The insurance payments are "cost-sharing reductions," also known as CSRs, which help about 7.1 million poor people, noted the Kaiser Family Foundation in April. If the CSRs are suddenly defunded by Trump, millions of people would likely lose their insurance coverage.
Michael C. Bender of The Wall Street Journal tweeted June 23: "Trump won't commit to Obamacare insurance payments next month, Spicer says briefing. WH is using the $$$ as leverage in health care debate."
Bender also included Spicer's statement to the press:
We committed to making them last month, and that’s as far as we will go at this time. We’re not committing to them this month. If we can pass health care overall, then that changes the dynamic. It will ultimately be up to the president to decide.
If the president were to hypothetically say he’s going to make the payments in perpetuity or for a year, I think that continues to prop up a failed system and continues to do wrong by the American taxpayer and it also doesn't lend itself to the expediency that I think we want to help get a new health care system in place.
Trump tweeted June 26 that he may let the current insurance system crash: "Republican Senators are working very hard to get there, with no help from the Democrats. Not easy! Perhaps just let OCare crash & burn!"
Trump told The Economist in May that he will stop paying the Obamacare subsidies anytime he feels like it because Obamacare is "dead":
You know when people say, "Oh, Obamacare is so wonderful," there is no Obamacare, it’s dead. Plus we’re subsidizing it and we don’t have to subsidize it. You know if I ever stop wanting to pay the subsidies, which I will.
The Weekly Standard noted June 22 that Trump's comments to The Economist have "already accelerated the collapse of health care exchanges as insurers move to limit their risk by raising prices or withdrawing from markets altogether."
On June 26, the nonpartisan Congressional Budget Office released its estimate of the GOP Senate plan, forecasting about 22 million Americans would lose their health insurance by 2026, notes CNBC.
The CBO estimated in May that 23 million Americans would lose their insurance coverage under the House bill.

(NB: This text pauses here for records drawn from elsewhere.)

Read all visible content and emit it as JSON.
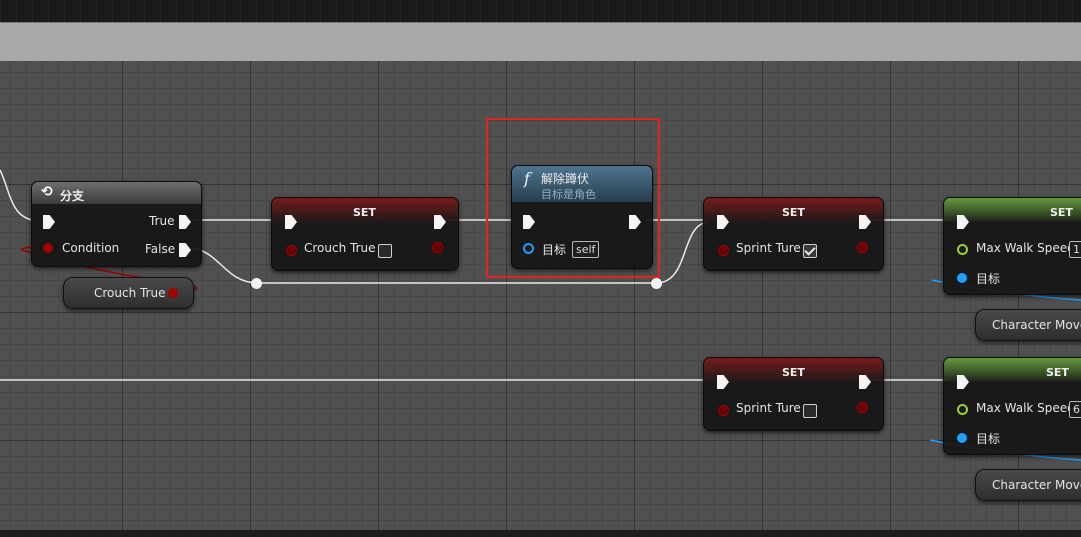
{
  "branch_node": {
    "title": "分支",
    "pin_true": "True",
    "pin_false": "False",
    "pin_condition": "Condition"
  },
  "crouch_var_node": {
    "label": "Crouch True"
  },
  "set_crouch_node": {
    "title": "SET",
    "pin_label": "Crouch True",
    "checked": false
  },
  "uncrouch_node": {
    "title": "解除蹲伏",
    "subtitle": "目标是角色",
    "target_label": "目标",
    "target_value": "self"
  },
  "set_sprint_true_node": {
    "title": "SET",
    "pin_label": "Sprint Ture",
    "checked": true
  },
  "set_sprint_false_node": {
    "title": "SET",
    "pin_label": "Sprint Ture",
    "checked": false
  },
  "set_speed_top_node": {
    "title": "SET",
    "pin_label": "Max Walk Speed",
    "value": "1",
    "target_label": "目标"
  },
  "set_speed_bottom_node": {
    "title": "SET",
    "pin_label": "Max Walk Speed",
    "value": "6",
    "target_label": "目标"
  },
  "char_movement_top": {
    "label": "Character Movem"
  },
  "char_movement_bottom": {
    "label": "Character Movem"
  },
  "colors": {
    "exec": "#f4f4f4",
    "bool_pin": "#a30000",
    "float_pin": "#9bcf3a",
    "object_pin": "#1ea0ff",
    "highlight": "#e0241f"
  },
  "icons": {
    "branch": "branch-icon",
    "function": "function-icon"
  }
}
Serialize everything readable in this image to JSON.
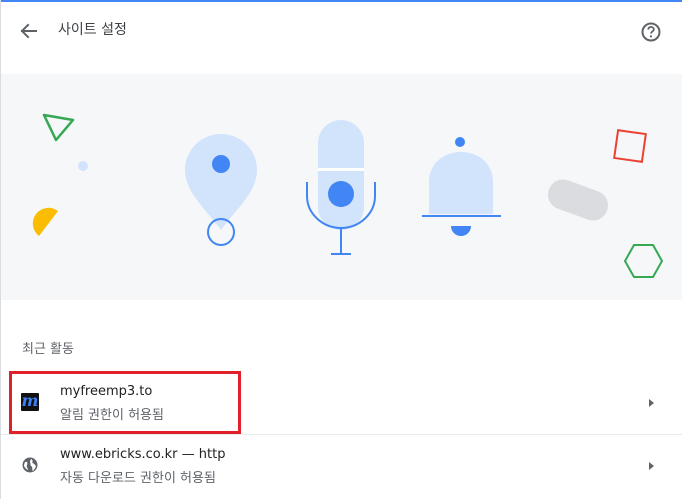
{
  "header": {
    "title": "사이트 설정",
    "back_icon": "arrow-back-icon",
    "help_icon": "help-circle-icon"
  },
  "colors": {
    "accent": "#4285f4",
    "highlight_border": "#e0202a",
    "hero_background": "#f6f7f9"
  },
  "hero": {
    "icons": [
      "location-pin-icon",
      "microphone-icon",
      "notification-bell-icon"
    ]
  },
  "recent_activity": {
    "title": "최근 활동",
    "items": [
      {
        "site": "myfreemp3.to",
        "status": "알림 권한이 허용됨",
        "favicon": "m",
        "highlighted": true
      },
      {
        "site": "www.ebricks.co.kr — http",
        "status": "자동 다운로드 권한이 허용됨",
        "favicon": "globe-icon",
        "highlighted": false
      }
    ]
  }
}
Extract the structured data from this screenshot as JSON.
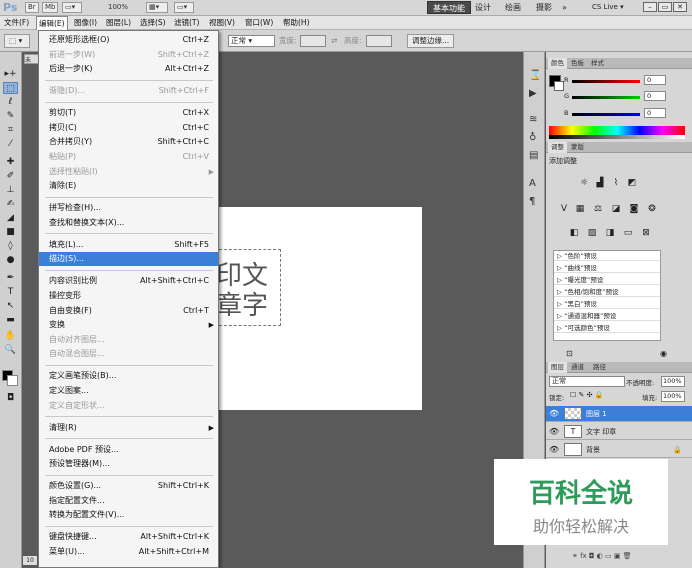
{
  "appbar": {
    "logo": "Ps",
    "br": "Br",
    "mb": "Mb",
    "zoom": "100%",
    "workspaces": [
      "基本功能",
      "设计",
      "绘画",
      "摄影",
      "»"
    ],
    "cs_live": "CS Live ▾"
  },
  "menubar": [
    "文件(F)",
    "编辑(E)",
    "图像(I)",
    "图层(L)",
    "选择(S)",
    "滤镜(T)",
    "视图(V)",
    "窗口(W)",
    "帮助(H)"
  ],
  "options": {
    "mode_value": "正常",
    "width_label": "宽度:",
    "height_label": "高度:",
    "refine_edge": "调整边缘..."
  },
  "doc_tab": "未",
  "doc_status_zoom": "10",
  "canvas_text": {
    "line1": "印文",
    "line2": "章字"
  },
  "edit_menu": [
    {
      "label": "还原矩形选框(O)",
      "shortcut": "Ctrl+Z",
      "disabled": false
    },
    {
      "label": "前进一步(W)",
      "shortcut": "Shift+Ctrl+Z",
      "disabled": true
    },
    {
      "label": "后退一步(K)",
      "shortcut": "Alt+Ctrl+Z",
      "disabled": false
    },
    {
      "label": "渐隐(D)...",
      "shortcut": "Shift+Ctrl+F",
      "disabled": true
    },
    {
      "label": "剪切(T)",
      "shortcut": "Ctrl+X",
      "disabled": false
    },
    {
      "label": "拷贝(C)",
      "shortcut": "Ctrl+C",
      "disabled": false
    },
    {
      "label": "合并拷贝(Y)",
      "shortcut": "Shift+Ctrl+C",
      "disabled": false
    },
    {
      "label": "粘贴(P)",
      "shortcut": "Ctrl+V",
      "disabled": true
    },
    {
      "label": "选择性粘贴(I)",
      "shortcut": "",
      "disabled": true,
      "submenu": true
    },
    {
      "label": "清除(E)",
      "shortcut": "",
      "disabled": false
    },
    {
      "label": "拼写检查(H)...",
      "shortcut": "",
      "disabled": false
    },
    {
      "label": "查找和替换文本(X)...",
      "shortcut": "",
      "disabled": false
    },
    {
      "label": "填充(L)...",
      "shortcut": "Shift+F5",
      "disabled": false
    },
    {
      "label": "描边(S)...",
      "shortcut": "",
      "disabled": false,
      "highlighted": true
    },
    {
      "label": "内容识别比例",
      "shortcut": "Alt+Shift+Ctrl+C",
      "disabled": false
    },
    {
      "label": "操控变形",
      "shortcut": "",
      "disabled": false
    },
    {
      "label": "自由变换(F)",
      "shortcut": "Ctrl+T",
      "disabled": false
    },
    {
      "label": "变换",
      "shortcut": "",
      "disabled": false,
      "submenu": true
    },
    {
      "label": "自动对齐图层...",
      "shortcut": "",
      "disabled": true
    },
    {
      "label": "自动混合图层...",
      "shortcut": "",
      "disabled": true
    },
    {
      "label": "定义画笔预设(B)...",
      "shortcut": "",
      "disabled": false
    },
    {
      "label": "定义图案...",
      "shortcut": "",
      "disabled": false
    },
    {
      "label": "定义自定形状...",
      "shortcut": "",
      "disabled": true
    },
    {
      "label": "清理(R)",
      "shortcut": "",
      "disabled": false,
      "submenu": true
    },
    {
      "label": "Adobe PDF 预设...",
      "shortcut": "",
      "disabled": false
    },
    {
      "label": "预设管理器(M)...",
      "shortcut": "",
      "disabled": false
    },
    {
      "label": "颜色设置(G)...",
      "shortcut": "Shift+Ctrl+K",
      "disabled": false
    },
    {
      "label": "指定配置文件...",
      "shortcut": "",
      "disabled": false
    },
    {
      "label": "转换为配置文件(V)...",
      "shortcut": "",
      "disabled": false
    },
    {
      "label": "键盘快捷键...",
      "shortcut": "Alt+Shift+Ctrl+K",
      "disabled": false
    },
    {
      "label": "菜单(U)...",
      "shortcut": "Alt+Shift+Ctrl+M",
      "disabled": false
    }
  ],
  "color_panel": {
    "tabs": [
      "颜色",
      "色板",
      "样式"
    ],
    "channels": [
      {
        "name": "R",
        "value": "0",
        "color": "#d00000"
      },
      {
        "name": "G",
        "value": "0",
        "color": "#00a000"
      },
      {
        "name": "B",
        "value": "0",
        "color": "#0030d0"
      }
    ]
  },
  "adjust_panel": {
    "tabs": [
      "调整",
      "蒙版"
    ],
    "title": "添加调整",
    "presets": [
      "“色阶”预设",
      "“曲线”预设",
      "“曝光度”预设",
      "“色相/饱和度”预设",
      "“黑白”预设",
      "“通道混和器”预设",
      "“可选颜色”预设"
    ]
  },
  "layers_panel": {
    "tabs": [
      "图层",
      "通道",
      "路径"
    ],
    "blend_mode": "正常",
    "opacity_label": "不透明度:",
    "opacity_value": "100%",
    "lock_label": "锁定:",
    "fill_label": "填充:",
    "fill_value": "100%",
    "layers": [
      {
        "name": "图层 1",
        "kind": "pixel",
        "selected": true
      },
      {
        "name": "文字 印章",
        "kind": "text",
        "selected": false
      },
      {
        "name": "背景",
        "kind": "background",
        "selected": false
      }
    ]
  },
  "watermark": {
    "line1": "百科全说",
    "line2": "助你轻松解决"
  }
}
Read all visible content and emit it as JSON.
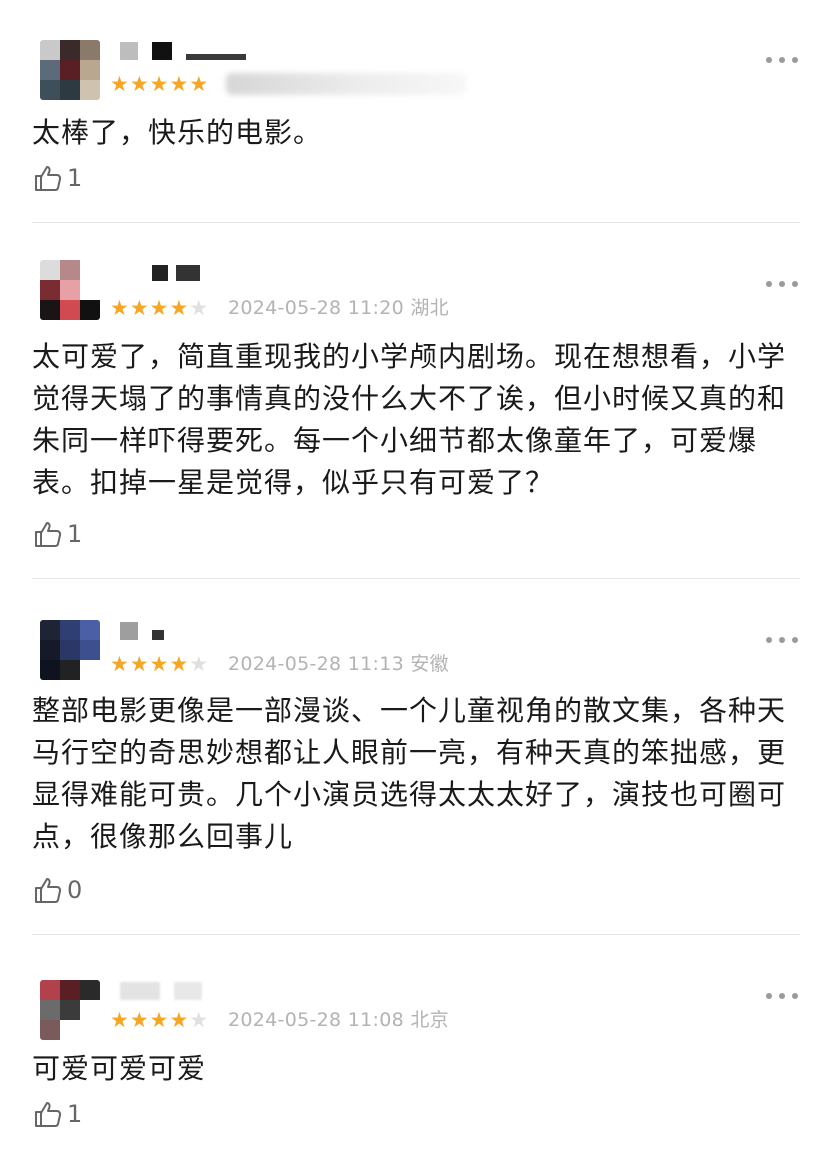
{
  "colors": {
    "star_filled": "#f5a623",
    "star_empty": "#e0e0e0",
    "meta_text": "#b3b3b3",
    "body_text": "#1a1a1a",
    "divider": "#e6e6e6"
  },
  "icons": {
    "like": "thumbs-up-icon",
    "more": "more-dots-icon",
    "star": "star-icon"
  },
  "reviews": [
    {
      "rating": 5,
      "date": "",
      "location": "",
      "text": "太棒了，快乐的电影。",
      "likes": "1"
    },
    {
      "rating": 4,
      "date": "2024-05-28 11:20",
      "location": "湖北",
      "text": "太可爱了，简直重现我的小学颅内剧场。现在想想看，小学觉得天塌了的事情真的没什么大不了诶，但小时候又真的和朱同一样吓得要死。每一个小细节都太像童年了，可爱爆表。扣掉一星是觉得，似乎只有可爱了？",
      "likes": "1"
    },
    {
      "rating": 4,
      "date": "2024-05-28 11:13",
      "location": "安徽",
      "text": "整部电影更像是一部漫谈、一个儿童视角的散文集，各种天马行空的奇思妙想都让人眼前一亮，有种天真的笨拙感，更显得难能可贵。几个小演员选得太太太好了，演技也可圈可点，很像那么回事儿",
      "likes": "0"
    },
    {
      "rating": 4,
      "date": "2024-05-28 11:08",
      "location": "北京",
      "text": "可爱可爱可爱",
      "likes": "1"
    }
  ]
}
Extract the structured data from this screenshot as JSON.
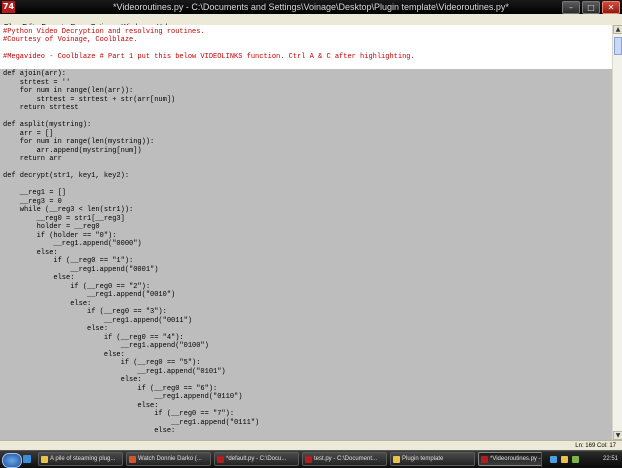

Republican Sens. Susan Collins of Maine, Rand Paul of Kentucky and Dean Heller of Nevada have signaled they will not support the Senate bill in its current form.